Last year, shortly before Benjamin Netanyahu made one of his periodic visits to the White House, I interviewed Barack Obama about the Israeli-Palestinian conflict. The president has been consistent on the subject: Time is running out for a two-state solution—the only viable, practical solution to the crisis—and he believes that it is up to Israel, as the stronger power, the one that controls the land on which a Palestinian state would be created, to take the lead in establishing conditions for this new state.
The president told me that his questions for the Israeli prime minister, when they meet, are simple and direct: “The essence of my conversation,” Obama said, is this: “If not now, when? And if not you, Mr. Prime Minister, then who? How does this get resolved?”
People familiar with Jewish history know that the president was trolling Netanyahu a bit here by paraphrasing the sage Hillel, who asked, more than 2,000 years ago, “If I am not for myself, then who will be for me? And if I am only for myself, then what am I? And if not now, when?”
Obama has long understood Netanyahu to be the indispensable man of Middle East peacemaking. Obama believes that, alone among Israeli leaders, Netanyahu possesses the credibility to deliver as much as 70 percent of the Israeli public to a difficult compromise with the Palestinians. “[F]or Bibi to seize the moment in a way that perhaps only he can, precisely because of the political tradition that he comes out of and the credibility he has with the right inside of Israel, for him to seize this moment is perhaps the greatest gift he could give to future generations of Israelis,” the president said.
I’ve argued that Netanyahu has long been a plausible candidate for the third seat in the Zionist pantheon: Theodor Herzl, who envisioned the physical return of the Jews to Zion, holds the first seat; David Ben-Gurion, who made that return a concrete political reality, holds the second. The third seat remains empty. This seat is for the person who guarantees Israel a permanent place under the sun, with fixed, recognized borders and something close to universal legitimacy. Yitzhak Rabin was meant for that third seat, but an assassin ended that dream; Ariel Sharon was a credible candidate, but a stroke felled him. Netanyahu has been the most likely living candidate for that seat.

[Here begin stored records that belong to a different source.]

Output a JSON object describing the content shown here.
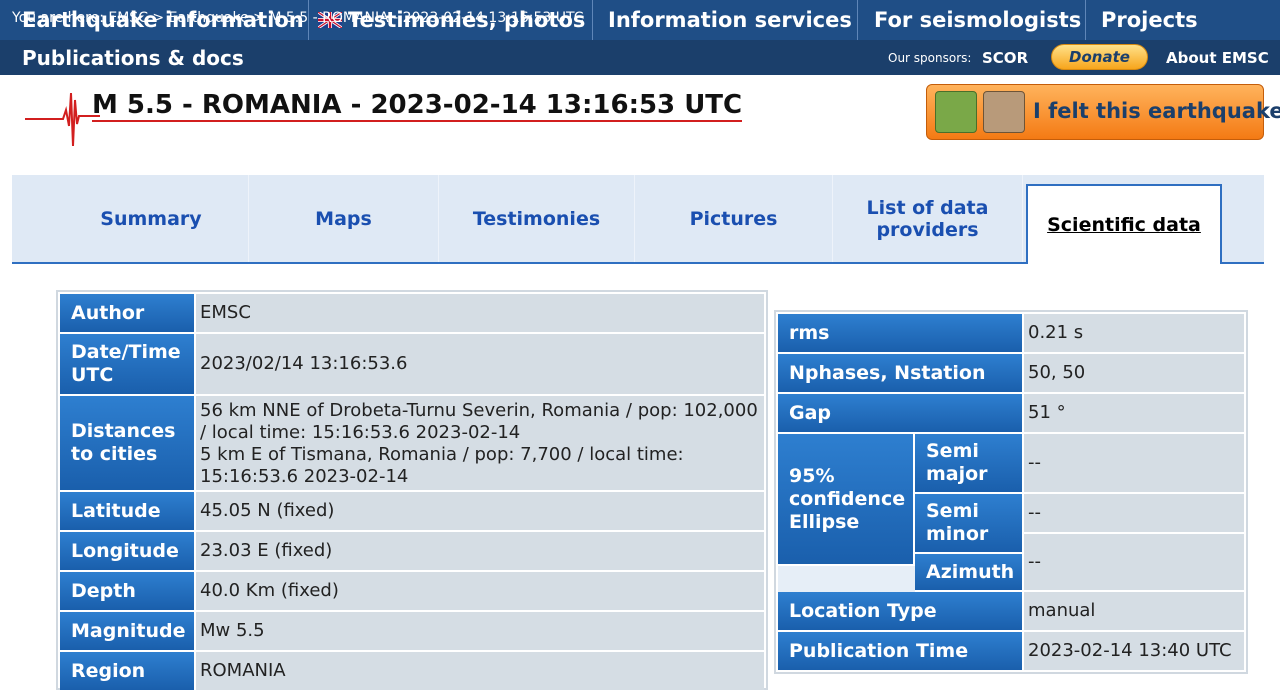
{
  "nav": {
    "items": [
      "Earthquake information",
      "Testimonies, photos",
      "Information services",
      "For seismologists",
      "Projects"
    ],
    "publications": "Publications & docs"
  },
  "breadcrumb": "You are here: EMSC > Earthquake > M 5.5 - ROMANIA - 2023-02-14 13:16:53 UTC",
  "sponsors": {
    "label": "Our sponsors:",
    "name": "SCOR"
  },
  "donate_label": "Donate",
  "about_label": "About EMSC",
  "title": "M 5.5 - ROMANIA - 2023-02-14 13:16:53 UTC",
  "felt_label": "I felt this earthquake",
  "tabs": [
    "Summary",
    "Maps",
    "Testimonies",
    "Pictures",
    "List of data providers",
    "Scientific data"
  ],
  "left_table": [
    {
      "label": "Author",
      "value": "EMSC"
    },
    {
      "label": "Date/Time UTC",
      "value": "2023/02/14 13:16:53.6"
    },
    {
      "label": "Distances to cities",
      "value": "56 km NNE of Drobeta-Turnu Severin, Romania / pop: 102,000 / local time: 15:16:53.6 2023-02-14\n5 km E of Tismana, Romania / pop: 7,700 / local time: 15:16:53.6 2023-02-14"
    },
    {
      "label": "Latitude",
      "value": "45.05 N (fixed)"
    },
    {
      "label": "Longitude",
      "value": "23.03 E (fixed)"
    },
    {
      "label": "Depth",
      "value": "40.0 Km (fixed)"
    },
    {
      "label": "Magnitude",
      "value": "Mw 5.5"
    },
    {
      "label": "Region",
      "value": "ROMANIA"
    }
  ],
  "right_table": {
    "rms": {
      "label": "rms",
      "value": "0.21 s"
    },
    "nphases": {
      "label": "Nphases, Nstation",
      "value": "50, 50"
    },
    "gap": {
      "label": "Gap",
      "value": "51 °"
    },
    "ellipse": {
      "label": "95% confidence Ellipse",
      "semi_major": {
        "label": "Semi major",
        "value": "--"
      },
      "semi_minor": {
        "label": "Semi minor",
        "value": "--"
      },
      "azimuth": {
        "label": "Azimuth",
        "value": "--"
      }
    },
    "location_type": {
      "label": "Location Type",
      "value": "manual"
    },
    "publication_time": {
      "label": "Publication Time",
      "value": "2023-02-14 13:40 UTC"
    }
  },
  "colors": {
    "nav": "#1f4e86",
    "header_cell": "#2e7fd0",
    "value_cell": "#d5dde4",
    "tab_text": "#1a4fb0",
    "felt": "#f47a14"
  }
}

But over the past 18 months, since Obama issued that challenge, Netanyahu has shown very little interest in changing, in any sort of dramatic way, the reality on the ground, in particular the reality of slow but inexorable settlement growth on the West Bank—settlements that are meant, in many cases, to obviate the birth of a Palestinian state. Netanyahu has also shown himself, over and over again, to be deaf to the concerns of Israel’s (dwindling band of) liberal supporters in the West, Jewish and non-Jewish, who worry about the direction his country is taking, and he has appeared to be deaf to the sort of pragmatic concerns articulated by Obama and others regarding the seeming inexorability of a one-state non-solution (I call it a “non-solution” because the idea of a single, even semi-functional state containing two warring Middle East tribes is farcical).
Here is what Obama said last year about the illusion that the current status quo can be maintained indefinitely: “[M]y assessment, which is shared by a number of Israeli observers, I think, is there comes a point where you can’t manage this anymore, and then you start having to make very difficult choices. Do you resign yourself to what amounts to a permanent occupation of the West Bank? Is that the character of Israel as a state for a long period of time? Do you perpetuate, over the course of a decade or two decades, more and more restrictive policies in terms of Palestinian movement? Do you place restrictions on Arab-Israelis in ways that run counter to Israel’s traditions?”
Unlike Obama, several of his predecessors, and most American diplomats who specialize in the Middle East, I no longer believe that a reversal of the settlement project would necessarily set in motion a process that culminates in the conflict’s end. The 100-year conflict between Arab and Jew was not initiated by the 48-year-old occupation of the West Bank. As the latest round of Palestinian terrorism directed at Israelis suggests, the conflict is about something more than settlements. For many Palestinians, and certainly for many Palestinian leaders, Israel is an illegitimate state, and the Jews are not a people. There will be no permanent end of the conflict until Palestinians bring their understanding of Jewish history into line with reality.
But: There will certainly be no progress toward a possible two-state solution—there will certainly be no chance that the Palestinian narrative will ever soften—if the settlement movement continues apace. And more to the point: There will be no hope for Israel as a democratic state that is home to a Jewish majority—the one place in the world in which Jews, after 2,000 years of exile and persecution at the hands of Christians and Muslims and fascists and communists, can take control of their own destiny—if the West Bank is absorbed into Israel proper. The separation of two warring tribes is the actual goal of “peace” negotiations; a reversal of the settlement project is a necessary step in these divorce proceedings.
We’ve gotten word over the past week that the Obama administration has given up, for the time being, the pursuit of a comprehensive solution to the Israeli-Palestinian conflict. This is a recognition of the obvious, of course. But I hope that Obama, when he meets with Netanyahu in Washington on Monday, continues to ask the question: “If not now, when, and if not you, then who?” Netanyahu should reverse the settlement project for the sake of the Palestinians, but mainly for the sake of Herzl’s dream.